Pictures stay out. Everything else in the listing below gets written out exactly.

-*-

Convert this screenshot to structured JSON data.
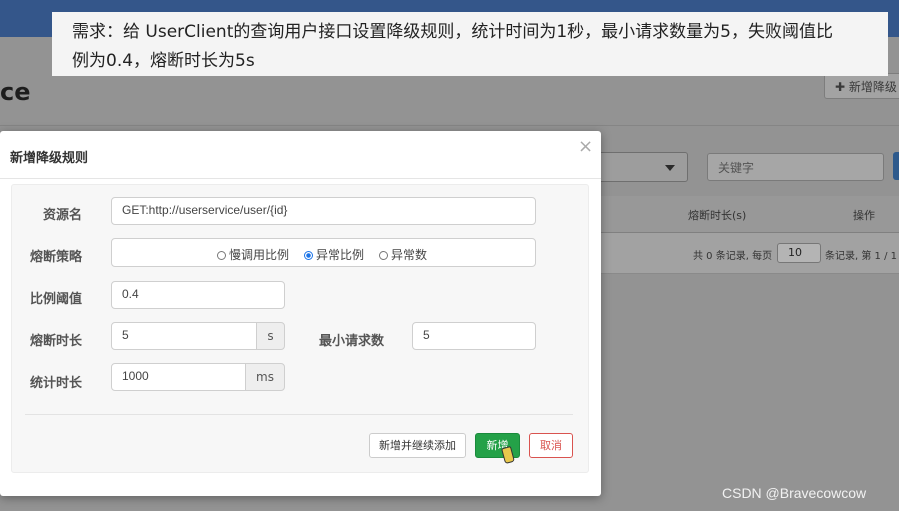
{
  "banner": {
    "line1": "需求：给 UserClient的查询用户接口设置降级规则，统计时间为1秒，最小请求数量为5，失败阈值比",
    "line2": "例为0.4，熔断时长为5s"
  },
  "background": {
    "title_fragment": "ce",
    "add_button": "✚ 新增降级",
    "search_placeholder": "关键字",
    "table_headers": [
      "熔断时长(s)",
      "操作"
    ],
    "pager": {
      "prefix": "共 0 条记录, 每页",
      "page_size": "10",
      "suffix": "条记录, 第 1 / 1"
    }
  },
  "modal": {
    "title": "新增降级规则",
    "close": "×",
    "fields": {
      "resource": {
        "label": "资源名",
        "value": "GET:http://userservice/user/{id}"
      },
      "strategy": {
        "label": "熔断策略",
        "options": [
          "慢调用比例",
          "异常比例",
          "异常数"
        ],
        "selected": "异常比例"
      },
      "ratio": {
        "label": "比例阈值",
        "value": "0.4"
      },
      "duration": {
        "label": "熔断时长",
        "value": "5",
        "unit": "s"
      },
      "min_requests": {
        "label": "最小请求数",
        "value": "5"
      },
      "stat_interval": {
        "label": "统计时长",
        "value": "1000",
        "unit": "ms"
      }
    },
    "buttons": {
      "add_continue": "新增并继续添加",
      "add": "新增",
      "cancel": "取消"
    }
  },
  "watermark": "CSDN @Bravecowcow"
}
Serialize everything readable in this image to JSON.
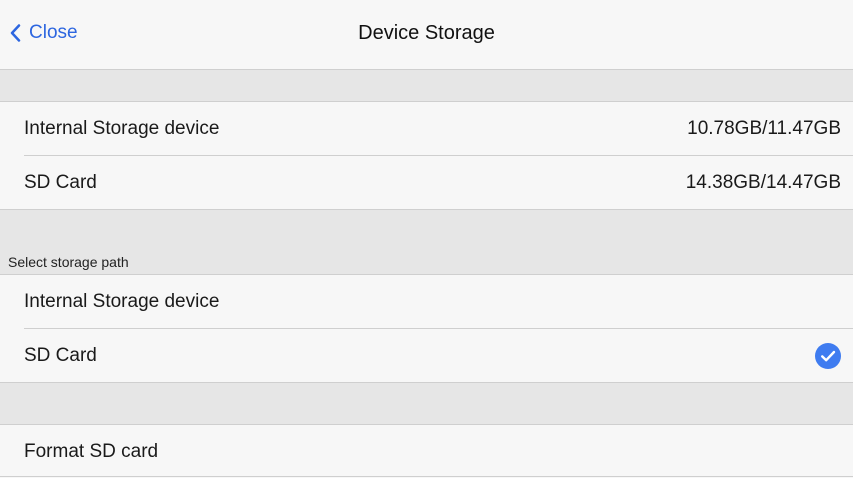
{
  "nav": {
    "back_label": "Close",
    "title": "Device Storage"
  },
  "storage": {
    "items": [
      {
        "label": "Internal Storage device",
        "value": "10.78GB/11.47GB"
      },
      {
        "label": "SD Card",
        "value": "14.38GB/14.47GB"
      }
    ]
  },
  "path": {
    "header": "Select storage path",
    "options": [
      {
        "label": "Internal Storage device",
        "selected": false
      },
      {
        "label": "SD Card",
        "selected": true
      }
    ]
  },
  "format": {
    "label": "Format SD card"
  },
  "colors": {
    "accent": "#2d66e0",
    "check": "#3f7cf0",
    "background": "#f7f7f7",
    "section_background": "#e6e6e6"
  },
  "icons": {
    "back": "chevron-left-icon",
    "selected": "checkmark-circle-icon"
  }
}
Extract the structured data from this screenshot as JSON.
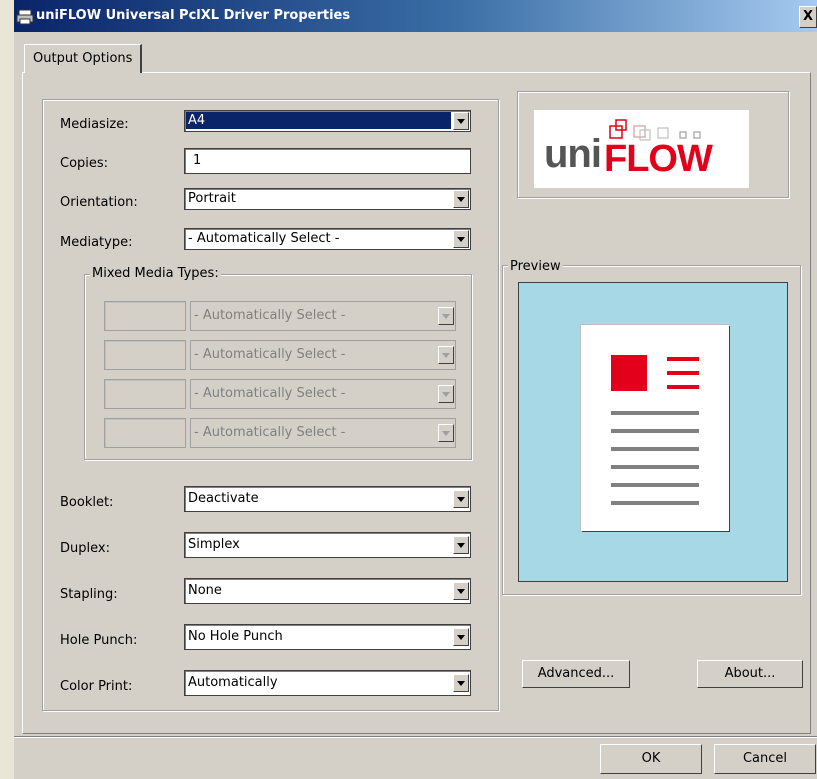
{
  "window": {
    "title": "uniFLOW Universal PclXL Driver Properties",
    "close_glyph": "X"
  },
  "tabs": [
    {
      "label": "Output Options"
    }
  ],
  "form": {
    "mediasize": {
      "label": "Mediasize:",
      "value": "A4"
    },
    "copies": {
      "label": "Copies:",
      "value": "1"
    },
    "orientation": {
      "label": "Orientation:",
      "value": "Portrait"
    },
    "mediatype": {
      "label": "Mediatype:",
      "value": "- Automatically Select -"
    },
    "mixed_media": {
      "legend": "Mixed Media Types:",
      "rows": [
        {
          "value": "- Automatically Select -"
        },
        {
          "value": "- Automatically Select -"
        },
        {
          "value": "- Automatically Select -"
        },
        {
          "value": "- Automatically Select -"
        }
      ]
    },
    "booklet": {
      "label": "Booklet:",
      "value": "Deactivate"
    },
    "duplex": {
      "label": "Duplex:",
      "value": "Simplex"
    },
    "stapling": {
      "label": "Stapling:",
      "value": "None"
    },
    "hole_punch": {
      "label": "Hole Punch:",
      "value": "No Hole Punch"
    },
    "color_print": {
      "label": "Color Print:",
      "value": "Automatically"
    }
  },
  "logo": {
    "text_uni": "uni",
    "text_flow": "FLOW"
  },
  "preview": {
    "legend": "Preview"
  },
  "buttons": {
    "advanced": "Advanced...",
    "about": "About...",
    "ok": "OK",
    "cancel": "Cancel"
  },
  "colors": {
    "logo_red": "#e2001a",
    "logo_grey": "#555555",
    "preview_bg": "#a6d8e6",
    "title_blue": "#0a246a"
  }
}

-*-

SOLUTION FOR THIS TASK.
Convert this screenshot to structured JSON data.
{
  "banner": {
    "line1": "需求：给 UserClient的查询用户接口设置降级规则，统计时间为1秒，最小请求数量为5，失败阈值比",
    "line2": "例为0.4，熔断时长为5s"
  },
  "background": {
    "title_fragment": "ce",
    "add_button": "✚ 新增降级",
    "search_placeholder": "关键字",
    "table_headers": [
      "熔断时长(s)",
      "操作"
    ],
    "pager": {
      "prefix": "共 0 条记录, 每页",
      "page_size": "10",
      "suffix": "条记录, 第 1 / 1"
    }
  },
  "modal": {
    "title": "新增降级规则",
    "close": "×",
    "fields": {
      "resource": {
        "label": "资源名",
        "value": "GET:http://userservice/user/{id}"
      },
      "strategy": {
        "label": "熔断策略",
        "options": [
          "慢调用比例",
          "异常比例",
          "异常数"
        ],
        "selected": "异常比例"
      },
      "ratio": {
        "label": "比例阈值",
        "value": "0.4"
      },
      "duration": {
        "label": "熔断时长",
        "value": "5",
        "unit": "s"
      },
      "min_requests": {
        "label": "最小请求数",
        "value": "5"
      },
      "stat_interval": {
        "label": "统计时长",
        "value": "1000",
        "unit": "ms"
      }
    },
    "buttons": {
      "add_continue": "新增并继续添加",
      "add": "新增",
      "cancel": "取消"
    }
  },
  "watermark": "CSDN @Bravecowcow"
}
Serialize everything readable in this image to JSON.
{
  "nav": {
    "back_label": "Close",
    "title": "Device Storage"
  },
  "storage": {
    "items": [
      {
        "label": "Internal Storage device",
        "value": "10.78GB/11.47GB"
      },
      {
        "label": "SD Card",
        "value": "14.38GB/14.47GB"
      }
    ]
  },
  "path": {
    "header": "Select storage path",
    "options": [
      {
        "label": "Internal Storage device",
        "selected": false
      },
      {
        "label": "SD Card",
        "selected": true
      }
    ]
  },
  "format": {
    "label": "Format SD card"
  },
  "colors": {
    "accent": "#2d66e0",
    "check": "#3f7cf0",
    "background": "#f7f7f7",
    "section_background": "#e6e6e6"
  },
  "icons": {
    "back": "chevron-left-icon",
    "selected": "checkmark-circle-icon"
  }
}
Extract the structured data from this screenshot as JSON.
{
  "window": {
    "title": "uniFLOW Universal PclXL Driver Properties",
    "close_glyph": "X"
  },
  "tabs": [
    {
      "label": "Output Options"
    }
  ],
  "form": {
    "mediasize": {
      "label": "Mediasize:",
      "value": "A4"
    },
    "copies": {
      "label": "Copies:",
      "value": "1"
    },
    "orientation": {
      "label": "Orientation:",
      "value": "Portrait"
    },
    "mediatype": {
      "label": "Mediatype:",
      "value": "- Automatically Select -"
    },
    "mixed_media": {
      "legend": "Mixed Media Types:",
      "rows": [
        {
          "value": "- Automatically Select -"
        },
        {
          "value": "- Automatically Select -"
        },
        {
          "value": "- Automatically Select -"
        },
        {
          "value": "- Automatically Select -"
        }
      ]
    },
    "booklet": {
      "label": "Booklet:",
      "value": "Deactivate"
    },
    "duplex": {
      "label": "Duplex:",
      "value": "Simplex"
    },
    "stapling": {
      "label": "Stapling:",
      "value": "None"
    },
    "hole_punch": {
      "label": "Hole Punch:",
      "value": "No Hole Punch"
    },
    "color_print": {
      "label": "Color Print:",
      "value": "Automatically"
    }
  },
  "logo": {
    "text_uni": "uni",
    "text_flow": "FLOW"
  },
  "preview": {
    "legend": "Preview"
  },
  "buttons": {
    "advanced": "Advanced...",
    "about": "About...",
    "ok": "OK",
    "cancel": "Cancel"
  },
  "colors": {
    "logo_red": "#e2001a",
    "logo_grey": "#555555",
    "preview_bg": "#a6d8e6",
    "title_blue": "#0a246a"
  }
}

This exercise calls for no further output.